“You actually got lucky for your first autopsy experience. There’s no putrefaction to speak of. All the smell is from urine and feces.”
The innocence and anxiety commonly found in new experiences is a funny dynamic when paired with hardened professionals.
One problem I have with books that focus on the sociopathic is the thought of other like-minded individuals getting ideas from the book and using it as an aid in strengthening their own demonic plot. Author’s learned knowledge often make it too easy for bad people to do bad things, after reading I feel compelled to walk around with my guard up, I am a little extra defensive and cautious around strange individuals. Especially when an arsenal includes that of chemicals. The use of burying victims alive, poison or some other paralysing concoction to subdue their victims makes me sick and hauntingly reminds me of Jeff Bridges in The Vanishing. To this day whenever I watch him as “The Dude” in The Big Lebowski I see his character from The Vanishing. Amazing how the times have changed the state of unconscious-rendering devices from chloroform and ether to present day tetradotoxin which is found in puffer fish found in Japan called Fugu and the Poison Dart Frogs from South America.

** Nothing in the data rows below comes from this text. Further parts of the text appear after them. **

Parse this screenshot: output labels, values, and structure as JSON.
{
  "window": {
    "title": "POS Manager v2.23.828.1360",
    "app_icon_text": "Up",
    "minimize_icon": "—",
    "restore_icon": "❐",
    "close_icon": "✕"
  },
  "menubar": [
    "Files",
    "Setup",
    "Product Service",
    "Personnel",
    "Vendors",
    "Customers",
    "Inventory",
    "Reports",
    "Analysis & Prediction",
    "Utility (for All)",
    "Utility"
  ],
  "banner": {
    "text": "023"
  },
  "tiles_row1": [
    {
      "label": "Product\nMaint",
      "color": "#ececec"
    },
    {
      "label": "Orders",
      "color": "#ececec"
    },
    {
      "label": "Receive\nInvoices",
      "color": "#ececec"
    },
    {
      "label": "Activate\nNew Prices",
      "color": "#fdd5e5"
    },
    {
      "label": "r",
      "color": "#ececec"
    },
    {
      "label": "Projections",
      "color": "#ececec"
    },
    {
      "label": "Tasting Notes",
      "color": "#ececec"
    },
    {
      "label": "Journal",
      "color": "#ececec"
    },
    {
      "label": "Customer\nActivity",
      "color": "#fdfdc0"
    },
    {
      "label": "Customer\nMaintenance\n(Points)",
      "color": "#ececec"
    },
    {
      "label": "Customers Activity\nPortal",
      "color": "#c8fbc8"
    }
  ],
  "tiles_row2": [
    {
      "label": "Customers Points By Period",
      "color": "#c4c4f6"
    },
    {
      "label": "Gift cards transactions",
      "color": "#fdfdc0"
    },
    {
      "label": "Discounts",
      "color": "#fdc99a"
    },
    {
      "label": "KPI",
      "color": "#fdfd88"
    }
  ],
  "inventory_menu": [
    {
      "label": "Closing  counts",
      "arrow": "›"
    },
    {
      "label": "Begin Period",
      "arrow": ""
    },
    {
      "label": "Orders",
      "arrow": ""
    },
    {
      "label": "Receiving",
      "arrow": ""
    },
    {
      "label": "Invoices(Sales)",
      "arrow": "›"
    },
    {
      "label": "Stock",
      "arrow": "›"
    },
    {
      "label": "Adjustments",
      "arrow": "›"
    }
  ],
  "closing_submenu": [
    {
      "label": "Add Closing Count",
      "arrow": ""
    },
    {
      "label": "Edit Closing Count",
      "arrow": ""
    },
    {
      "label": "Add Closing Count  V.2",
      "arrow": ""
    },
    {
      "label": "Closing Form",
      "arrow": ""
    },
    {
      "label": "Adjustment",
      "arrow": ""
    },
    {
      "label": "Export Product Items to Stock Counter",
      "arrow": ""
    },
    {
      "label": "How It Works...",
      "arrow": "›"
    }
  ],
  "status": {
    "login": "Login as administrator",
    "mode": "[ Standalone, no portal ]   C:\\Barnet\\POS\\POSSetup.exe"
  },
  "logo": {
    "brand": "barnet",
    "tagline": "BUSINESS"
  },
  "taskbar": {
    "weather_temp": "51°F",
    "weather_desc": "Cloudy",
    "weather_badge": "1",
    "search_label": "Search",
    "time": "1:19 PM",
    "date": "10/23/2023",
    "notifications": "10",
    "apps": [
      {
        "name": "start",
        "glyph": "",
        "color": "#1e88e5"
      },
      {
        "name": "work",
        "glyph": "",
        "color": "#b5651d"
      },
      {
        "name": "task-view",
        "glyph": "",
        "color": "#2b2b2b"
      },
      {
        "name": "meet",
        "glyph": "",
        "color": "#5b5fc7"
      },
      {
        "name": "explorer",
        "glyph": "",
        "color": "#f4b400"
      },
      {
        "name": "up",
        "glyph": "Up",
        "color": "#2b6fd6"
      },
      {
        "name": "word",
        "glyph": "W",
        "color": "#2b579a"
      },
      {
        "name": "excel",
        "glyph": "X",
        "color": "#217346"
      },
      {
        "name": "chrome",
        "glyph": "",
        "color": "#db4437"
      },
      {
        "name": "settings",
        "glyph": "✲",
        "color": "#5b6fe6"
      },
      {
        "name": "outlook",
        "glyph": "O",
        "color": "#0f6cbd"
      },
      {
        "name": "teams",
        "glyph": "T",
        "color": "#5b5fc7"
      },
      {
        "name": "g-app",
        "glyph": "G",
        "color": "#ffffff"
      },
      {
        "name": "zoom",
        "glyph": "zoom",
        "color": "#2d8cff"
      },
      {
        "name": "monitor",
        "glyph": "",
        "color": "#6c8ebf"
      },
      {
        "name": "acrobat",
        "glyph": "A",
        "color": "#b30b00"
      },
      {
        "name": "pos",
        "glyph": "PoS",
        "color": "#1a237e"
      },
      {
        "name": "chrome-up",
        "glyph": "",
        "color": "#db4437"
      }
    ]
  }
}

” ‘Sometimes evil things happen to good people. Jan left you at the restroom because she’s a woman, and woman are evil. Your mom was probably a whore and drove your papa away, then abandoned you. I know my momma was a whore and my parents left too.’
‘What’s a hoar?’
‘Just another name for a woman. They’re all evil, all whores. Now be quiet and eat.’ “
*To say Raol Corvo has a vendetta against woman would be a massive understatement. In this passage Raol also shows his utilization of psychological grooming towards his victims to allow for the manifestation of Stockholm Syndrome.*
I thought the pacing of the book was executed really well at times, but really slooowwweeeddd down at a time when one would believe the book would be rolling. The book was gripping from the first page and strung me along for the first two hundred pages, but eventually the story languished with occasional moments of entertainment. From my past experiences most books will be dull for the majority of the book, but will redeem itself with a superb finish and will in turn psychologically manipulate my overall perspective of the book rather unjustifiably. As I explained earlier The Octopus Hook Murders had an adverse effect for me. Perhaps if the moments of intrigue were spread out equitably throughout the entire book my feelings would be more different. Unfortunately, when your enthralled at the beginning and taper off to a “meh” response at the end their was something wrong with the delivery of the end of the story. Their is a psychological strategy that would best explain what I want to say but it escapes me. Along the same line, an older friend gave me some sage advice for woman when I was a young buck; end with a bang and always keep them wanting more. Unfortunately the book failed to live up to this time and tested proclamation.
This book is recommended for people that enjoy a good thriller and are not put off by the irregularity of a serial killer’s sexual exploits or paper trails depicting extreme violence.
” ‘You don’t know me, but I’m Idaho’s attorney general, and you’re very important to me, I’ll see that you’re very well taken care of.’
Looking embarrassed, he said ‘Jan can do that.’
Carrie laughed and said ‘I’m sure she can.’ Then she was off to greet her gaggle of deputies, the dynamic camera duo in tow.
‘Wonder if I can arrest her.’ Mattie said to Gus
‘Grand larceny, thunder.’ “
*I thought this was a funny exchanging showing how politics can rear its ugly head even during the most sensitive of times. *